THE attacking talent is likely to be bountiful at Stamford Bridge next season.
Timo Werner has been confirmed as a Chelsea player and a second sought-after German forward, Kai Havertz, could be joining him, along with former Ajax winger Hakim Ziyech.
Yet with his 34th birthday fast approaching, there is still room for Olivier Giroud.
Winner of free-kicks, mass consumer of hair product, owner of the largest Louis Vuitton washbag in the Premier League, Giroud could have popped down to Epsom in the afternoon and won the best turned-out honours on Derby Day.
But the French World Cup-winner is not just a pretty face, he remains capable of scoring big goals – like the one which broke down Watford last night and sent Chelsea back into the Champions League places after a 3-0 win.
Giroud was frozen out by Frank Lampard for the majority of the season, yet the Chelsea boss has always sworn by his professionalism and has rewarded the big man with a new contract for next season.
It remains to be seen whether Willian will stick around too – contract talks are still ongoing – but the Brazilian wideman struck too, from the spot.
After a shock midweek defeat at West Ham and victory for a rampant Manchester United earlier in the day, Lampard’s men had slipped out of the top four.
They needed the calmness of Giroud and Willian, as well as the energy of Christian Pulisic – a player who, as much as any other in the Premier League, has benefitted the battery recharge of football’s lockdown.
Watford might not have expected too much from this and the future of their top-flight status is likely to depend on the results of their next three matches against Norwich, Newcastle and West Ham.
That shock late defeat at West Ham had ended a run of five straight Chelsea wins, rattling Chelsea after they had appeared to be making serene progress towards Champions League qualification.
Despite much positivity during his first year in charge, Lampard’s men have chucked in a few unlikely defeats and they will surely need to strengthen in defence if they are to make any sort of title challenge next season.
As a result, Lampard ditched Antonio Rudiger and Marcos Alonso from his defence and brought back Giroud in place of Tammy Abraham.
Watford boss Nigel Pearson decided to forgive Andre Gray for throwing a birthday party which broke social-distancing rules.
Gray was named as a sub, while Nathaniel Chalobah, who’d attended the bash, was a starter – after both had been axed from the squad to face Southampton last week for ‘health and safety’ reasons.
The Hornets have never seemed entirely up for Project Restart and only remain outside the relegation places due to the supreme incompetence of the bottom three, none of whom have won since lockdown.
Yet from these privileged ringside seats in the behind-closed-doors, it is safe to report that Watford are the shoutiest team in the Premier League.

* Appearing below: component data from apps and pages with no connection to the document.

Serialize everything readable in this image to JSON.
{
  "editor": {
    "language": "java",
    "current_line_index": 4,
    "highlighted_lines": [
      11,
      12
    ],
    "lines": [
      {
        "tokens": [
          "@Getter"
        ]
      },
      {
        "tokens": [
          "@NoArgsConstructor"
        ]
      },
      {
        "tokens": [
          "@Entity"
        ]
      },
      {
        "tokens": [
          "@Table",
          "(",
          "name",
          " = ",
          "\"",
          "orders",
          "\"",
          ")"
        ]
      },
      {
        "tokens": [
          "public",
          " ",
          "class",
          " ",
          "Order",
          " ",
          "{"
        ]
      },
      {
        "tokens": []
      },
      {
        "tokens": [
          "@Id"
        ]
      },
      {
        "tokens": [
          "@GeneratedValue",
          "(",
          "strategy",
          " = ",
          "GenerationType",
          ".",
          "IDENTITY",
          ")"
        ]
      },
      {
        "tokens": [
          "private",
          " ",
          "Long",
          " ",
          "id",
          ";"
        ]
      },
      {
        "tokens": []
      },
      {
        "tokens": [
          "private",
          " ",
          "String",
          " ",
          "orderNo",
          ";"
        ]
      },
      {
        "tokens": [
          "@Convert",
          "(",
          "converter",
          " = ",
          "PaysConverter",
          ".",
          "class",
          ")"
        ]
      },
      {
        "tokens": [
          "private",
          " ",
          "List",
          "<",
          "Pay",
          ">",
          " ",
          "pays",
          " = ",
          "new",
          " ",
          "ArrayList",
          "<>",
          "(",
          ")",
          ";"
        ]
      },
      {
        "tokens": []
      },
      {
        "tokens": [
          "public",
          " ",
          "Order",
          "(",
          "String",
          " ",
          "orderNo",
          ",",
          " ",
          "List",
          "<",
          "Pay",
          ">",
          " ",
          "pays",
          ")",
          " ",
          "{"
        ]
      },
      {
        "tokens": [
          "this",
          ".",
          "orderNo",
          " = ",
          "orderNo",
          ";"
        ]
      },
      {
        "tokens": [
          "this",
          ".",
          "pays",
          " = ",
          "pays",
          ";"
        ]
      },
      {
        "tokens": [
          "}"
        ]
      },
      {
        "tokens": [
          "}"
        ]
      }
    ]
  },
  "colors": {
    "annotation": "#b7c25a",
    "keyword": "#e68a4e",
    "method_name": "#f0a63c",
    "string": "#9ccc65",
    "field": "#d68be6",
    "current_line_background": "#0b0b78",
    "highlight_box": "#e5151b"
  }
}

The Hornets defenders are given a 90-minute square-bashing from Pearson in one ear and keeper Ben Foster in the other.
At one point Foster demanded that his defensive wall was made up of ‘four big f***ers’ – and Watford boast several of those.
Skipper Troy Deeney bruises the eardrums of the match officials as he does the ribs of centre-halves, telling a linesman ‘you can’t do your job’ during one first-half tirade.
Chelsea’s Kepa Arrizabalaga, meanwhile, seems to shout at his defence predominantly in Spanish.
If Watford can out-talk Chelsea, there was precious little chance of them out-footballing Lampard’s men.
It took some while for the hosts to create anything but when they did the passing was machine-gun rapid – Willian to Christian Pulisic to Giroud, Foster saving smartly with his feet.
Giroud then produced a high-pitched yelp which helped Etienne Capoue into Kevin Friend’s book.
And soon after the drinks break, Giroud opened the scoring with a goal of blissful simplicity – Ross Barkley with the straight pass, Giroud with a subtle first-time, left-footed finish, measured to ping in off the far post.
Three minutes before the break, it was two when Capoue – needlessly – barged over Pulisic and Willian thumped home the spot-kick.
The pattern remained the same for long stretches – Watford with two strict defensive lines, Chelsea with the football.
Close to the hour mark, Willian dribbled through the barbed-wire checkpoints, feeding Giroud, who forced Foster into another sharp stop.
Willian then stung Foster’s hands from range, as Watford plugged away, Pearson masterful at keeping his instructions simple. ‘Compete!’ ‘Adapt!’ ‘Work!’ ‘Stick at it!’ And occasionally ‘Aaarrrgghh!’
But he and his team were to suffer a further blow at the death as Barkley made it three as he leathered home a left-footed shot from Cesar Azpilicueta’s centre.
Only late on did Watford pose a serious threat, especially when Kepa made a decent save to keep out Danny Welbeck.
With fifteen minutes to go, Lampard had withdrawn his veteran goalscorers, Giroud and Willian.
Lampard will still need them both, from time to time, next season.
For Chelsea, as for the male-grooming industry, Giroud is a valuable man.